> [WHAT TO DO]: Please retype the data below in full.

BEGIN INPUT

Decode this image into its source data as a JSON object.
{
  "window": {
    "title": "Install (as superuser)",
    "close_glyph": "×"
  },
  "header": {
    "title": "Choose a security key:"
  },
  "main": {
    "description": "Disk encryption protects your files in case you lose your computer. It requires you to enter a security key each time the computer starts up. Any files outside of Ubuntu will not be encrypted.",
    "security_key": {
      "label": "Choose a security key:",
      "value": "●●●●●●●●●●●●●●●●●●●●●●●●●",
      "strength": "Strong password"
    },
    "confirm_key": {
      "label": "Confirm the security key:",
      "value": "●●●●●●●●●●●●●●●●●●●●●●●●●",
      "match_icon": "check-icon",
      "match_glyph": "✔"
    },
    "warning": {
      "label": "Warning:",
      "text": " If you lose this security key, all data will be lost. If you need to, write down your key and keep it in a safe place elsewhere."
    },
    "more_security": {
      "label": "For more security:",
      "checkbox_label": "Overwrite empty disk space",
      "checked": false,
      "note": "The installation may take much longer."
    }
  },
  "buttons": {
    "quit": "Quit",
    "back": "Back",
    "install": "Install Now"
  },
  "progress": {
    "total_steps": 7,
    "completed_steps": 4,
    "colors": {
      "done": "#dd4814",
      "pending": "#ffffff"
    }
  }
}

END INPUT

> [REPLY TO THE TASK]:
Decode this image into its source data as a JSON object.
{
  "window": {
    "title": "Install (as superuser)",
    "close_glyph": "×"
  },
  "header": {
    "title": "Choose a security key:"
  },
  "main": {
    "description": "Disk encryption protects your files in case you lose your computer. It requires you to enter a security key each time the computer starts up. Any files outside of Ubuntu will not be encrypted.",
    "security_key": {
      "label": "Choose a security key:",
      "value": "●●●●●●●●●●●●●●●●●●●●●●●●●",
      "strength": "Strong password"
    },
    "confirm_key": {
      "label": "Confirm the security key:",
      "value": "●●●●●●●●●●●●●●●●●●●●●●●●●",
      "match_icon": "check-icon",
      "match_glyph": "✔"
    },
    "warning": {
      "label": "Warning:",
      "text": " If you lose this security key, all data will be lost. If you need to, write down your key and keep it in a safe place elsewhere."
    },
    "more_security": {
      "label": "For more security:",
      "checkbox_label": "Overwrite empty disk space",
      "checked": false,
      "note": "The installation may take much longer."
    }
  },
  "buttons": {
    "quit": "Quit",
    "back": "Back",
    "install": "Install Now"
  },
  "progress": {
    "total_steps": 7,
    "completed_steps": 4,
    "colors": {
      "done": "#dd4814",
      "pending": "#ffffff"
    }
  }
}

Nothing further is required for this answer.